What’s an MBA worth?

In a strictly monetary sense, the degree consistently adds value in terms of salary. MBAs, on average, make more than both recent college graduates with bachelor’s degrees and master’s level graduates in disciplines other than business. Numerous studies including the Graduate Management Admission Council’s Alumni Perspectives Survey have shown that graduate management degrees can have a significant positive effect on lifetime earnings.

But why do MBAs make more money?

Perhaps more than any other graduate program, the MBA gives students a broad array of applicable skills. MBA programs teach not only the theory behind sound business practices, but also strategic and management skills. The case study method and collaborative approaches used by many MBA programs hones skills in a very practical way.

The vast majority of Class of 2013 business school graduates say their education developed their skills, expanded their network, and prepared them for the job market, notes Michelle Sparkman Renz, GMAC director or research communications. Specifically, graduates cited their development of qualitative skills, preparation for leadership skills, and advanced quantitative skills.

Such skills are applicable across a wide variety of job functions within an organization and across many different industries.
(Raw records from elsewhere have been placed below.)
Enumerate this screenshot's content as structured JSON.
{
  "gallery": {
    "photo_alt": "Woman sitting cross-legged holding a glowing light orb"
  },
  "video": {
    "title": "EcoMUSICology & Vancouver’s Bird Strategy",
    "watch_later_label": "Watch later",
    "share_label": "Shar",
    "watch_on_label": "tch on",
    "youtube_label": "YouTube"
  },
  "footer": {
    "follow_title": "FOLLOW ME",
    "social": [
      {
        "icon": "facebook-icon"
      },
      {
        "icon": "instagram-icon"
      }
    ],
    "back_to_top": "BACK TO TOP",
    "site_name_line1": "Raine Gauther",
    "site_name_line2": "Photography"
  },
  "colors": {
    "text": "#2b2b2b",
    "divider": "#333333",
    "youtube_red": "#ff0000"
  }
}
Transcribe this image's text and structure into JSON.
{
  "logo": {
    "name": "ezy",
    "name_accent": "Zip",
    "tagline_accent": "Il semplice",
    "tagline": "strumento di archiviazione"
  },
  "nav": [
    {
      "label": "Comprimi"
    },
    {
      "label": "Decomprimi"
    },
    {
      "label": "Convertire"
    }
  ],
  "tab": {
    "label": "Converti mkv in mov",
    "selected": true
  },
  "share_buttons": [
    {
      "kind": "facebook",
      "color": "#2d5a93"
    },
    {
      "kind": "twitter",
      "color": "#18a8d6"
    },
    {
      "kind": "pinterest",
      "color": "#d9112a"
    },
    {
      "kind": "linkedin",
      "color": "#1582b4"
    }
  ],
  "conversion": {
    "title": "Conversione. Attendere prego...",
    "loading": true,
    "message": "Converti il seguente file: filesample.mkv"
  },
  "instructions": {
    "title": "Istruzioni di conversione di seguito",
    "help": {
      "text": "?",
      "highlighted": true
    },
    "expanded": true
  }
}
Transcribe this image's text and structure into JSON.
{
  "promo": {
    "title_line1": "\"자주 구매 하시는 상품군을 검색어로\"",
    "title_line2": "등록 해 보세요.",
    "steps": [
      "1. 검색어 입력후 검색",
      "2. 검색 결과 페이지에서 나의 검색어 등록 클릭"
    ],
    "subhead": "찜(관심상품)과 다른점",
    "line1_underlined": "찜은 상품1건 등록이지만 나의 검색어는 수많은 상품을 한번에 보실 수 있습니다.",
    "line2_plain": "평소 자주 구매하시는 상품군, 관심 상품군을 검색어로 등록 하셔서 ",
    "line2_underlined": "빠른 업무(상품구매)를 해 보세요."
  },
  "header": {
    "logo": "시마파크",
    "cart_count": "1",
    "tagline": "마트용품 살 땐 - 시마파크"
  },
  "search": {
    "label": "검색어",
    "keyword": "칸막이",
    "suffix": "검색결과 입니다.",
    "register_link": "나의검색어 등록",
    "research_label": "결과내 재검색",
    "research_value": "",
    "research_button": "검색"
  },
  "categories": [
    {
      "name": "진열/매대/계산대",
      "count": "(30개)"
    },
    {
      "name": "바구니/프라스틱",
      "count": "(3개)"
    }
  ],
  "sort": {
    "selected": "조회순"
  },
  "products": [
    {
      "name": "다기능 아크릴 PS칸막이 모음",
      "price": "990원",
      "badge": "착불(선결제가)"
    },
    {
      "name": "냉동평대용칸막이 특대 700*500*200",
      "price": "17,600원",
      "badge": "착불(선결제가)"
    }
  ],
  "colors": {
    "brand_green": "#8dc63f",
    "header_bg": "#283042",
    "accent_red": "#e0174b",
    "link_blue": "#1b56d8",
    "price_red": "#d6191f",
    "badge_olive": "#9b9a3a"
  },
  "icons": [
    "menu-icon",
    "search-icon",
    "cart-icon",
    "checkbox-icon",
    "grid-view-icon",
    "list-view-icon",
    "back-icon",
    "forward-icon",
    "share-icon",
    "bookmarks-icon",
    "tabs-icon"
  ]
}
The practical skill sets, along with the personal improvement and the personal networks they developed in business school, can all lead to more lifetime career opportunities.

For more data on the value of the MBA personally, professionally, and financially, go to the GMAC News Center.

To find out more on getting an MBA, finding a program, and registering for the GMAT exam, the standardized test used in admissions by approximately 6,000 business and management programs worldwide, go to